Kickoff is at 6:30 pm EST / 3:30 pm PST from inside Mercedes-Benz Stadium, and if you’re looking for tickets to catch the game in person, we’ve spotted decent seats still available through sites like StubHub and Vivid Seats. Vivid Seats says their current “get-in” price is at $2899, while their current median list price is just over $4700. Use the site’s “Super Bowl ticket tracker” (follow it here) to see the latest prices and availability. Vivid Seats guarantees that your tickets will be valid and authentic, or your money back, which makes it one of the better places to look for tickets online. The site will also have its On-Site Services team at the Super Bowl this weekend to personally distribute tickets that need to be picked up on the days leading up to the event.
The Patriots are currently the odds-on favorite to take home the trophy, though the Rams carry the better season record into the game. Maroon 5 will headline the Super Bowl Halftime Show (stream their latest album here), with confirmed guests, Travis Scott and Big Boi. Gladys Knight will perform the national anthem, while Atlanta natives and Grammy-nominated sister singing duo Chloe x Halle will sing “America the Beautiful.”
If you have cable, the game airs live on CBS this year. For everyone else, here’s where to catch the action.

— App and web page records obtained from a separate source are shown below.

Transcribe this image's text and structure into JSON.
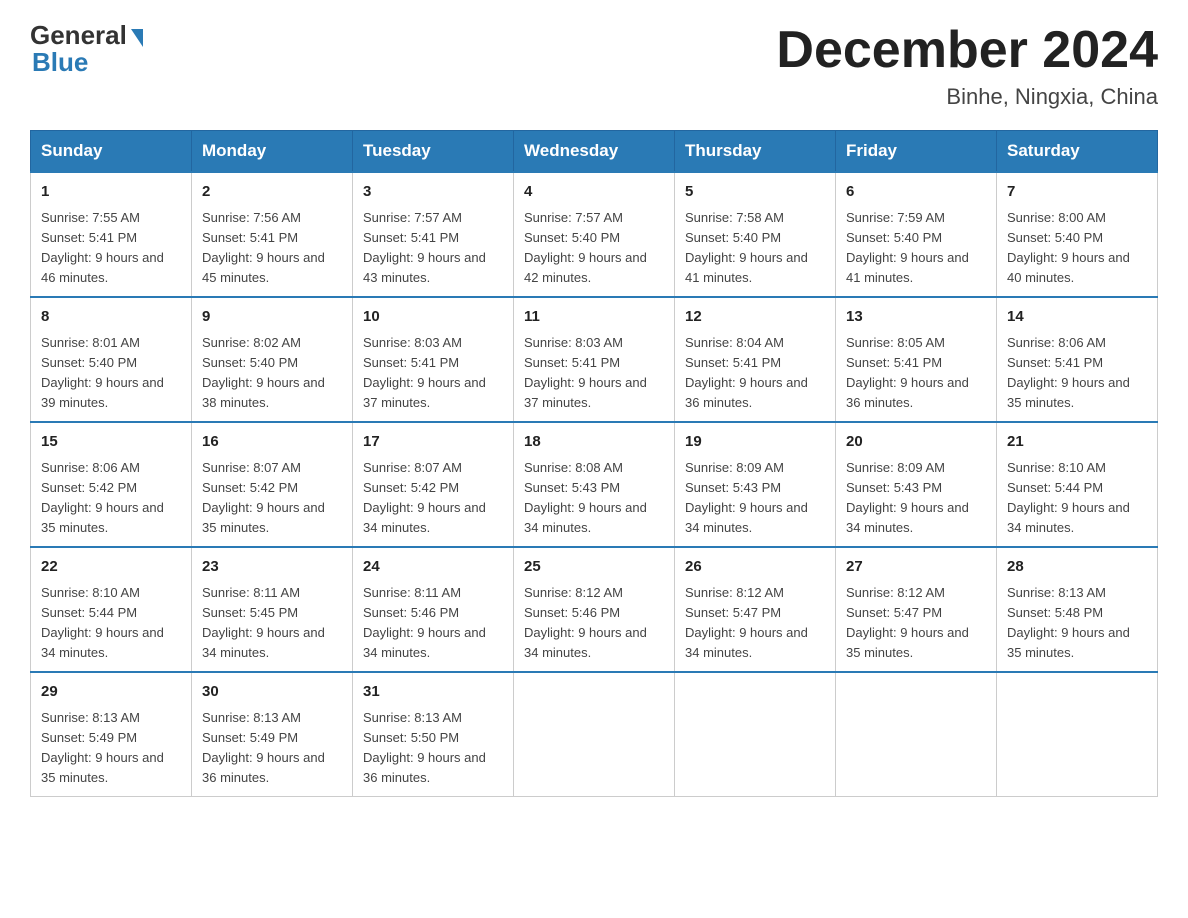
{
  "header": {
    "logo_general": "General",
    "logo_blue": "Blue",
    "month_title": "December 2024",
    "location": "Binhe, Ningxia, China"
  },
  "weekdays": [
    "Sunday",
    "Monday",
    "Tuesday",
    "Wednesday",
    "Thursday",
    "Friday",
    "Saturday"
  ],
  "weeks": [
    [
      {
        "day": "1",
        "sunrise": "7:55 AM",
        "sunset": "5:41 PM",
        "daylight": "9 hours and 46 minutes."
      },
      {
        "day": "2",
        "sunrise": "7:56 AM",
        "sunset": "5:41 PM",
        "daylight": "9 hours and 45 minutes."
      },
      {
        "day": "3",
        "sunrise": "7:57 AM",
        "sunset": "5:41 PM",
        "daylight": "9 hours and 43 minutes."
      },
      {
        "day": "4",
        "sunrise": "7:57 AM",
        "sunset": "5:40 PM",
        "daylight": "9 hours and 42 minutes."
      },
      {
        "day": "5",
        "sunrise": "7:58 AM",
        "sunset": "5:40 PM",
        "daylight": "9 hours and 41 minutes."
      },
      {
        "day": "6",
        "sunrise": "7:59 AM",
        "sunset": "5:40 PM",
        "daylight": "9 hours and 41 minutes."
      },
      {
        "day": "7",
        "sunrise": "8:00 AM",
        "sunset": "5:40 PM",
        "daylight": "9 hours and 40 minutes."
      }
    ],
    [
      {
        "day": "8",
        "sunrise": "8:01 AM",
        "sunset": "5:40 PM",
        "daylight": "9 hours and 39 minutes."
      },
      {
        "day": "9",
        "sunrise": "8:02 AM",
        "sunset": "5:40 PM",
        "daylight": "9 hours and 38 minutes."
      },
      {
        "day": "10",
        "sunrise": "8:03 AM",
        "sunset": "5:41 PM",
        "daylight": "9 hours and 37 minutes."
      },
      {
        "day": "11",
        "sunrise": "8:03 AM",
        "sunset": "5:41 PM",
        "daylight": "9 hours and 37 minutes."
      },
      {
        "day": "12",
        "sunrise": "8:04 AM",
        "sunset": "5:41 PM",
        "daylight": "9 hours and 36 minutes."
      },
      {
        "day": "13",
        "sunrise": "8:05 AM",
        "sunset": "5:41 PM",
        "daylight": "9 hours and 36 minutes."
      },
      {
        "day": "14",
        "sunrise": "8:06 AM",
        "sunset": "5:41 PM",
        "daylight": "9 hours and 35 minutes."
      }
    ],
    [
      {
        "day": "15",
        "sunrise": "8:06 AM",
        "sunset": "5:42 PM",
        "daylight": "9 hours and 35 minutes."
      },
      {
        "day": "16",
        "sunrise": "8:07 AM",
        "sunset": "5:42 PM",
        "daylight": "9 hours and 35 minutes."
      },
      {
        "day": "17",
        "sunrise": "8:07 AM",
        "sunset": "5:42 PM",
        "daylight": "9 hours and 34 minutes."
      },
      {
        "day": "18",
        "sunrise": "8:08 AM",
        "sunset": "5:43 PM",
        "daylight": "9 hours and 34 minutes."
      },
      {
        "day": "19",
        "sunrise": "8:09 AM",
        "sunset": "5:43 PM",
        "daylight": "9 hours and 34 minutes."
      },
      {
        "day": "20",
        "sunrise": "8:09 AM",
        "sunset": "5:43 PM",
        "daylight": "9 hours and 34 minutes."
      },
      {
        "day": "21",
        "sunrise": "8:10 AM",
        "sunset": "5:44 PM",
        "daylight": "9 hours and 34 minutes."
      }
    ],
    [
      {
        "day": "22",
        "sunrise": "8:10 AM",
        "sunset": "5:44 PM",
        "daylight": "9 hours and 34 minutes."
      },
      {
        "day": "23",
        "sunrise": "8:11 AM",
        "sunset": "5:45 PM",
        "daylight": "9 hours and 34 minutes."
      },
      {
        "day": "24",
        "sunrise": "8:11 AM",
        "sunset": "5:46 PM",
        "daylight": "9 hours and 34 minutes."
      },
      {
        "day": "25",
        "sunrise": "8:12 AM",
        "sunset": "5:46 PM",
        "daylight": "9 hours and 34 minutes."
      },
      {
        "day": "26",
        "sunrise": "8:12 AM",
        "sunset": "5:47 PM",
        "daylight": "9 hours and 34 minutes."
      },
      {
        "day": "27",
        "sunrise": "8:12 AM",
        "sunset": "5:47 PM",
        "daylight": "9 hours and 35 minutes."
      },
      {
        "day": "28",
        "sunrise": "8:13 AM",
        "sunset": "5:48 PM",
        "daylight": "9 hours and 35 minutes."
      }
    ],
    [
      {
        "day": "29",
        "sunrise": "8:13 AM",
        "sunset": "5:49 PM",
        "daylight": "9 hours and 35 minutes."
      },
      {
        "day": "30",
        "sunrise": "8:13 AM",
        "sunset": "5:49 PM",
        "daylight": "9 hours and 36 minutes."
      },
      {
        "day": "31",
        "sunrise": "8:13 AM",
        "sunset": "5:50 PM",
        "daylight": "9 hours and 36 minutes."
      },
      null,
      null,
      null,
      null
    ]
  ]
}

1. Stream on CBS.com
CBS is the official broadcast partner of this year’s Super Bowl and you don’t have to be with a cable provider to stream the game online at CBS.com. The site is offering a 7-day free trial right now that’ll get you access to the game, whether you want to watch on your phone, tablet or through your connected devices (I.e. Google Chromecast). You can cancel right after, or keep CBS All-Access for just $5.99/month (students get a 25% discount), which gets you live TV, over 10,000 hours of on-demand episodes, and access to CBS All Access originals, like Star Trek: Discovery and The Good Fight. Get more details here.
2. Stream on fuboTV
One of our favorite streaming services for sports, fuboTV offers more than 100 channels plus live TV starting at just $39.99/month. For the Super Bowl, fubo’s basic package gets you the game on CBS Sports, plus wall-to-wall coverage and analysis over on the NFL Network. What we like: you can use fubo’s 3-day replay feature to replay the big game, letting you pour over every missed play or pivotal point. You can also download fuboTV to your streaming device (I.e. Apple TV, Roku or FireTV stick) and cast the game onto your TV. Right now, fuboTV is offering a 7-day free trial. Sign up today and get access in time for this Sunday’s game. Get more details here.
3. Stream on Hulu
Grab the Hulu Live TV plan and you’ll have access to CBS on almost any device. The best part: Hulu works on two screens at a time, and their “live game start” notification sends an alert to your screen once the game is about to begin (You can also set up a push notification to your phone). Getting started with Hulu Live TV is easy as the site is also offering a 7-day free trial. Start your trial here and cancel at any time.
4. Watch With an Indoor Amplified TV Antenna
Prefer the old-school way of watching the game but too cheap to sign up for cable? Grab this $20 indoor antenna from Amazon, which will pick up your local CBS affiliate (and most other major networks) for free. This super slim model has almost all 5-star reviews online and delivers 1080p HD reception with up to 70 miles of range. In other words: you’re getting a decent picture quality and your connection won’t die out on you midway through a big play. Sure you’re watching TV with an antenna, but this discreet indoor version is still way better than that giant pole or dish you used to set up on your window or roof outside.
The story was republished with the permission of Rolling Stone. To read the original article, click here.